Other traditional bathing rituals, such as the Turkish bath, or hamam, Japanese onsens, and Russian banyas continue to inspire modern spa rituals. The hamam, which originated in Ottoman times, involves relaxing in a steam room before the body is massaged, scrubbed, and rinsed with cold water. Every Turkish town still has at least one neighbourhood hamam, and cities and tourist resorts are populated with prestige spa resorts which offer a luxury hamam experience. Russian banyas also focus on steam, followed by exfoliation, and a dip in a cold plunge pool — designed to improve circulation, boost the immune system, and relieve stress and fatigue. Onsens are still a popular feature of Japanese tourism; these public baths are traditionally outdoors and use naturally hot water from geothermically heated springs. The waters are believed to have healing powers due to their high mineral content — a good soak is said to heal aches and pains, skin conditions and diabetes.

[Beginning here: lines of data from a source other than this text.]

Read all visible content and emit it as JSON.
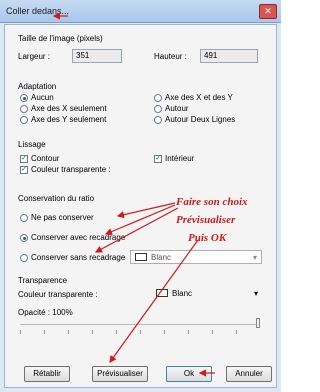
{
  "window": {
    "title": "Coller dedans...",
    "close_glyph": "✕"
  },
  "image_size": {
    "label": "Taille de l'image (pixels)",
    "width_label": "Largeur :",
    "width_value": "351",
    "height_label": "Hauteur :",
    "height_value": "491"
  },
  "adaptation": {
    "label": "Adaptation",
    "options": [
      "Aucun",
      "Axe des X et des Y",
      "Axe des X seulement",
      "Autour",
      "Axe des Y seulement",
      "Autour Deux Lignes"
    ],
    "selected": "Aucun"
  },
  "lissage": {
    "label": "Lissage",
    "contour": "Contour",
    "interieur": "Intérieur",
    "couleur_transparente": "Couleur transparente :"
  },
  "ratio": {
    "label": "Conservation du ratio",
    "ne_pas_conserver": "Ne pas conserver",
    "conserver_avec": "Conserver avec recadrage",
    "conserver_sans": "Conserver sans recadrage",
    "selected": "Conserver avec recadrage",
    "color_value": "Blanc"
  },
  "transparence": {
    "label": "Transparence",
    "couleur_label": "Couleur transparente :",
    "couleur_value": "Blanc",
    "opacite": "Opacité : 100%",
    "opacity_level": 100
  },
  "buttons": {
    "retablir": "Rétablir",
    "previsualiser": "Prévisualiser",
    "ok": "Ok",
    "annuler": "Annuler"
  },
  "annotation": {
    "line1": "Faire son choix",
    "line2": "Prévisualiser",
    "line3": "Puis OK",
    "color": "#d11a1a"
  }
}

Bathe yourself better
According to the experts, the optimal bath time lasts for 10-20 minutes. It’s best to aim for a temperature of 32-35C — which is warm, rather than hot — as this will open the pores and encourage sweating, which releases toxins. If the temperature gets hotter than 44C, you risk raising blood pressure, scalding the skin, and stripping away the skin’s protective acid mantle, leaving it feeling tight, dry and itchy.
The Danish concept of hygge (pronounced hoo-ga) has become a global obsession in recent years— and soaking in a hot bath is one of the easiest ways to incorporate the feel-good cosiness of hygge into your everyday life. Crumble half a bubble bar under a running tap, then lie back and relax under a blanket of bubbles; try The Comforter for its uplifting, fruity foam.
Tackle insomnia with the help of Twilight bath bomb, which has a soothing lavender fragrance and has been formulated to promote sleep. As it dissolves, the bath water changes from the colour of the setting sun to a shimmering deep purple that’s reminiscent of the night sky — while the tonka fragrance smells just like a malted bedtime drink.
Salt baths can aid relaxation and detoxification, and there’s evidence that they can relieve inflammation and sports injuries, as well as arthritis, back pain, skin conditions, and cold and flu.Big Blue bath bomb is made with sea salt and arame seaweed, which is rich in vitamins and minerals, including iodine, which helps to regulate the metabolism.
To soothe sore, dry skin, take inspiration from Cleopatra — according to legend, she bathed in asses’ milk — and try skin-softening Ceridwen’s Cauldron bath melt, which is made with whole oats and cocoa butter to create a creamy, oat milk soak.
So whether you want to be soothed, cleansed or invigorated, taking a few minutes out of your day for a relaxing bath could be just what the doctor ordered.